For every line in the data below that contains "must", copy the line.

(Data items)
..............................

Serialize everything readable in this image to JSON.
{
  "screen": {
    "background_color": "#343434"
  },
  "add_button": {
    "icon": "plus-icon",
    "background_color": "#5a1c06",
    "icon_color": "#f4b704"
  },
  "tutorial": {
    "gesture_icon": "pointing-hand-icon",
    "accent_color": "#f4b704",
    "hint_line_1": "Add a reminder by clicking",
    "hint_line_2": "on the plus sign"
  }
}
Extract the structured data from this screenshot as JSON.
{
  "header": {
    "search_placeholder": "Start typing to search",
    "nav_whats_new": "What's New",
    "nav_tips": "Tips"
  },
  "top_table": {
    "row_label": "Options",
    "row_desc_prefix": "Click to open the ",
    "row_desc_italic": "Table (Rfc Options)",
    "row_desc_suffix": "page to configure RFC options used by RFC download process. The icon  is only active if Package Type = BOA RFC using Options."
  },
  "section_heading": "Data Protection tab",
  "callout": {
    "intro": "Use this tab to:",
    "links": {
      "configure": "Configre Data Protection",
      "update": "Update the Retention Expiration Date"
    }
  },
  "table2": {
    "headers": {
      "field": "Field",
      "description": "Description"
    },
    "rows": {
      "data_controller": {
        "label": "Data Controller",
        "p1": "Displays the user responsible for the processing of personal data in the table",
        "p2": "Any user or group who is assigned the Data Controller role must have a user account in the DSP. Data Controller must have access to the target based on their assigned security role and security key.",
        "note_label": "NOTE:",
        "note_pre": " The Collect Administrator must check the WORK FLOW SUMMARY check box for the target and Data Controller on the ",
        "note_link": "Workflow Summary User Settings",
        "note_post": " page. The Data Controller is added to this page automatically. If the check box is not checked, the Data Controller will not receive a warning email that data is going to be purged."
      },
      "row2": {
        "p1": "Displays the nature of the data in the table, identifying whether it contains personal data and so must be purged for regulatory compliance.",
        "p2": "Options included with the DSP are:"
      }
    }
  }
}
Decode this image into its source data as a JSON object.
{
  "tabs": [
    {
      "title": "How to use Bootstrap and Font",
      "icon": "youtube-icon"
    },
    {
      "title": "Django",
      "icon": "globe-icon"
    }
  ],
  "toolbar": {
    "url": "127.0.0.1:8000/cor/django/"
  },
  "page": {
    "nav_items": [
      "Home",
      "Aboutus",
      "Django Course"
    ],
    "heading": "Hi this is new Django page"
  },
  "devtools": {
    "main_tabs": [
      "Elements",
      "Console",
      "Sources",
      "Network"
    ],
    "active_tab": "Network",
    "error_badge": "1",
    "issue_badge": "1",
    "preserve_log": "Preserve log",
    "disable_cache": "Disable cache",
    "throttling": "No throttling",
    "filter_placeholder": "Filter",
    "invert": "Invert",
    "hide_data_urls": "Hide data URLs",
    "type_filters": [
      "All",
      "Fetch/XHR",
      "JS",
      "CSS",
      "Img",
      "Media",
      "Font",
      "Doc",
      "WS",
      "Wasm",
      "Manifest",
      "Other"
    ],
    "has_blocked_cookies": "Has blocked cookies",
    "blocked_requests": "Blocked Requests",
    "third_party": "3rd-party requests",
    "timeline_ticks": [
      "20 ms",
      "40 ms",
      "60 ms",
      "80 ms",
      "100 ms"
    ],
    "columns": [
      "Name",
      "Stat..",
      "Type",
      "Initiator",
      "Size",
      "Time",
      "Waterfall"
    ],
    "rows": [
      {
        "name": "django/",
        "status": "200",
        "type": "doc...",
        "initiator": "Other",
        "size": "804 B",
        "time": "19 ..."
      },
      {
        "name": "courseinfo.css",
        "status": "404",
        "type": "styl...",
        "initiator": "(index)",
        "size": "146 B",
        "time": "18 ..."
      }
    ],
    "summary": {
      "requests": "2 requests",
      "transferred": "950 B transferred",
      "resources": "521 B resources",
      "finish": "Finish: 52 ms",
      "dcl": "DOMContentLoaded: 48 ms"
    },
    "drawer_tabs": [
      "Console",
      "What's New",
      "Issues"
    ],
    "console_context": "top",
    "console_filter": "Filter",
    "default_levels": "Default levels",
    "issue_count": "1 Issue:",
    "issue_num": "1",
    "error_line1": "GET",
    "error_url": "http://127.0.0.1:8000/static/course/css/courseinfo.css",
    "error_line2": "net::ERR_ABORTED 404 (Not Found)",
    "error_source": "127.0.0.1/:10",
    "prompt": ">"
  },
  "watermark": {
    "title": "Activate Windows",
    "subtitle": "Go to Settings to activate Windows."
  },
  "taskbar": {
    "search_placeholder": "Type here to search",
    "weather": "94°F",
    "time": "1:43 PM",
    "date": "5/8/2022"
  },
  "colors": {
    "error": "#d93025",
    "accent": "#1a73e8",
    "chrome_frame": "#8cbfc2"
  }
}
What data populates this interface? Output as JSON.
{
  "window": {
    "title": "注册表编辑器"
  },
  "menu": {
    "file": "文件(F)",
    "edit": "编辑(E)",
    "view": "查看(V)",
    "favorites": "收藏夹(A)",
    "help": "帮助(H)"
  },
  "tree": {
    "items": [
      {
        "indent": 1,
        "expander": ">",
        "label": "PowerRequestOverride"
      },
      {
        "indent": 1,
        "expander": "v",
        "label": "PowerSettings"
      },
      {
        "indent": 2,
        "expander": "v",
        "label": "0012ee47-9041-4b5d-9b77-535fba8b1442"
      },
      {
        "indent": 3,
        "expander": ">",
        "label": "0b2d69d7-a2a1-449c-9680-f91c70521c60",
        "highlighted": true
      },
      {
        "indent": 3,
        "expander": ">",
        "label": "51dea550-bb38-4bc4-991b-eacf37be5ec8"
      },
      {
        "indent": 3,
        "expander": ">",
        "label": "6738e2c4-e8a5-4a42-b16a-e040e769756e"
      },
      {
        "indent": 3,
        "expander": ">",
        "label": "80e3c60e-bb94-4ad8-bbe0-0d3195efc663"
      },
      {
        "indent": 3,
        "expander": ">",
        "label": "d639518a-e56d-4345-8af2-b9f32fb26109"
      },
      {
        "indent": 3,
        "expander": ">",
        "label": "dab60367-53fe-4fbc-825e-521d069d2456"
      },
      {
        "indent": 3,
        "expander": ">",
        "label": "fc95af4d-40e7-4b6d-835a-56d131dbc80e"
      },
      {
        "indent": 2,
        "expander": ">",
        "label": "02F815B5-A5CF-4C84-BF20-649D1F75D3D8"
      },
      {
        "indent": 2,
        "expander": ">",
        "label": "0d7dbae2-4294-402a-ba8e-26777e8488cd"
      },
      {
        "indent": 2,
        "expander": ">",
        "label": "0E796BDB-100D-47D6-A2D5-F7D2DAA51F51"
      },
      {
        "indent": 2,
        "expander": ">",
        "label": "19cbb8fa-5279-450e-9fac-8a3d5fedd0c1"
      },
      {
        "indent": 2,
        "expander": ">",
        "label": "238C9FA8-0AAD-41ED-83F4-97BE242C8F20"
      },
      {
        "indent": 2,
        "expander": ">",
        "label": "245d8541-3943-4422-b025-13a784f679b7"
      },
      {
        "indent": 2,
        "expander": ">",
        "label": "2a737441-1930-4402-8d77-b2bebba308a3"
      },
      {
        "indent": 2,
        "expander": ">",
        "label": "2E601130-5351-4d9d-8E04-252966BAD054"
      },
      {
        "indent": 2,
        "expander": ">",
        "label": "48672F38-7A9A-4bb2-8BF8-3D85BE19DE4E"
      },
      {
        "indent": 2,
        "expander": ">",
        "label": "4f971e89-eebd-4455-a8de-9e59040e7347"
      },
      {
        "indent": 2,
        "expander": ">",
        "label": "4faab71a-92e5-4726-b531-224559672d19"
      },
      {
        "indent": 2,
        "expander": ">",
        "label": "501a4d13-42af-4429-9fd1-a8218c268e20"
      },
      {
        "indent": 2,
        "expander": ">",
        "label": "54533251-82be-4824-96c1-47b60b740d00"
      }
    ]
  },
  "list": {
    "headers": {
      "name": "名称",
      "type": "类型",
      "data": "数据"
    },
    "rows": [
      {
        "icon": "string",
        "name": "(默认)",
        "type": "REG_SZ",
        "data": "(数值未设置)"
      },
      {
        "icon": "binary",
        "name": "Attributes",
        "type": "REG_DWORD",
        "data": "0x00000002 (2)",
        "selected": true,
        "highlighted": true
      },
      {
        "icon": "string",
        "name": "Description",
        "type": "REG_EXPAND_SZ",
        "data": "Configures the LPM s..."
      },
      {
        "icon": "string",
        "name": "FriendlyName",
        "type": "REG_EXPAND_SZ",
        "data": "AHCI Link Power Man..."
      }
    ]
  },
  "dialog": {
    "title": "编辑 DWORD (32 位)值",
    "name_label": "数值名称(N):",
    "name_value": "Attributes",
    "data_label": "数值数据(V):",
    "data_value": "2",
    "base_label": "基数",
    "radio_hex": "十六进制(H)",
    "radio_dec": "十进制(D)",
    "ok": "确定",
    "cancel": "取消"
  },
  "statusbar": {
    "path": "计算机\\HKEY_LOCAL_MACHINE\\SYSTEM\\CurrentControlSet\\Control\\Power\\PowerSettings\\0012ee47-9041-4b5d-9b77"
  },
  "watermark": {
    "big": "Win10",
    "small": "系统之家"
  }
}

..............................

• Solution to this exercise:
        "p2": "Any user or group who is assigned the Data Controller role must have a user account in the DSP. Data Controller must have access to the target based on their assigned security role and security key.",
        "note_pre": " The Collect Administrator must check the WORK FLOW SUMMARY check box for the target and Data Controller on the ",
        "p1": "Displays the nature of the data in the table, identifying whether it contains personal data and so must be purged for regulatory compliance.",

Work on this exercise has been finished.